Yoga For Life Jan. 27

Denise Ravine demonstrates her physical learning and increased concentration in order to perform and hold this difficult posture. Observe her level of concentration on form and her focus on strength to hold the pose. It is her mind that is creating the pose in her body and her intense focus to demonstrate it with alignment.

Pain is an awakening. It takes strength, patience and reformation, starting in the mind to translate change in the body. Physical pain that deforms the body has other repercussions that are difficult to alter and thus, a change in thinking is the avenue to evolve with a new path and dimension to pursue.

“Chronic pain triggers changes in brain structure that are linked to depression, anxiety and impaired cognitive function. New research reveals that practicing yoga has the opposite effect on the brain and can relieve chronic pain. Pain registers physically, emotionally and mentally. We can struggle with pain or we can move to a deeper level of healing by listening to the messages that it brings,” (themindsjournal.com/physical-pains-metaphysical-meanings, Sept. 7, 2020).

How can yoga relieve chronic pain? In a recent lecture, “Effect of Environment on the Long-Term Consequences of Chronic Pain” presented at the American Pain Society’s annual meeting in 2015, by M. Catherine Bushnell, Ph.D., scientific director of the National Center for Complementary Medicine, summed up her research indicating that yoga can counteract chronic pain.

The researchers used “diffusion tensor brain imaging” to analyze gray brain matter volume and hypothesized that increased size and connectivity of the insular cortex affects individual pain tolerance and its threshold. Thus, when the brain anatomy changes, there may be significant chronic pain. Researchers found that increased levels of stress and pain can be altered when there is a physically enriched environment, such as when practicing yoga. This positive influence affects “gray brain” matter.

Thus, how does practicing yoga reduce stress and keep the “gray brain matter” intact? Positive human contact is a strong factor. In the past, before technology, yoga was always taught by a yoga practitioner “in person” to enhance understanding and knowledge.

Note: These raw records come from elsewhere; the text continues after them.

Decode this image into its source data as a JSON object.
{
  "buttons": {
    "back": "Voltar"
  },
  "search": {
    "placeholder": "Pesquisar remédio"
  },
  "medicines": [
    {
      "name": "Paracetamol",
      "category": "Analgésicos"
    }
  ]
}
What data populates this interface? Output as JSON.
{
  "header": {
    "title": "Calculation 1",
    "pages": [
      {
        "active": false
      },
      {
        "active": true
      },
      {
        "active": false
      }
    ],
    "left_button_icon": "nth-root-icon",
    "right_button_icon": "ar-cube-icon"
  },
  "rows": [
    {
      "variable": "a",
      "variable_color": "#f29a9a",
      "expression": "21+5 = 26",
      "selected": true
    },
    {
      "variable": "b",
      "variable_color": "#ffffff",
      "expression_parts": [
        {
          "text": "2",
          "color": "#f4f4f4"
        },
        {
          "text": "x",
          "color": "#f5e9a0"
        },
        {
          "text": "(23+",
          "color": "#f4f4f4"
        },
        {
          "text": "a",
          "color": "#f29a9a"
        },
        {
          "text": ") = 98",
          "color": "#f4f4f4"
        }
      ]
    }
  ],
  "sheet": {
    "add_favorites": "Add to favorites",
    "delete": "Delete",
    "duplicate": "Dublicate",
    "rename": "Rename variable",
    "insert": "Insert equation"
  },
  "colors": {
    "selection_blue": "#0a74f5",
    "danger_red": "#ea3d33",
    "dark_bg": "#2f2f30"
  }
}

During these troubled times, yoga taught through technology stimulates beneficial learning as a temporary substitute; however, when the opportunity returns to participate in a human-being learning session, there is no substitute for joy, laughter and personal feedback that enhances individual goals. A yoga practice opens the mind to a refreshed awareness of body language and posture movement in silence with concentration and positive energy that assists in moving forward with an enhanced understanding as encouraged by others in the class who share the same unique learning experience for expanded growth.

As we review the precise yoga posture of Denise Ravine, she demonstrates her physical learning and increased concentration in order to perform and hold this difficult posture. Observe in the photo, her level of concentration on form and her focus on strength to hold the pose. It is her mind that is creating the pose in her body and her intense focus to demonstrate it with alignment.

Yoga provides mental, physical, spiritual and emotional rewards when each person determines how to achieve the greatest well-being within themselves that translates into everyday life activity.

Yoga does not numb the body with painkillers. Yoga assists the “self” to reconnecting with a positive life-force energy. This is not an easy task, but it emphasizes a proactive approach to initiate self-healing once the mind is strongly focused on invalidating “fear.” Disharmony is in contrast to healing; thus, the mind can be re-guided to let go these betrayals and initiate personal goals of health and well-being, despite physical pain and malformations absorbed into the body from worldly experiences.

The philosophy of a pro-active yoga practice, provides an option to heal and grow in health, breaking through the reinforcement of negative consequences from unforeseen circumstances that can alter brain matter and its consequences. We are in charge of our thinking, thus, yoga as a proactive choice, is the first step on a healing path, despite circumstances.

In all of life, choose happiness, no matter what life presents!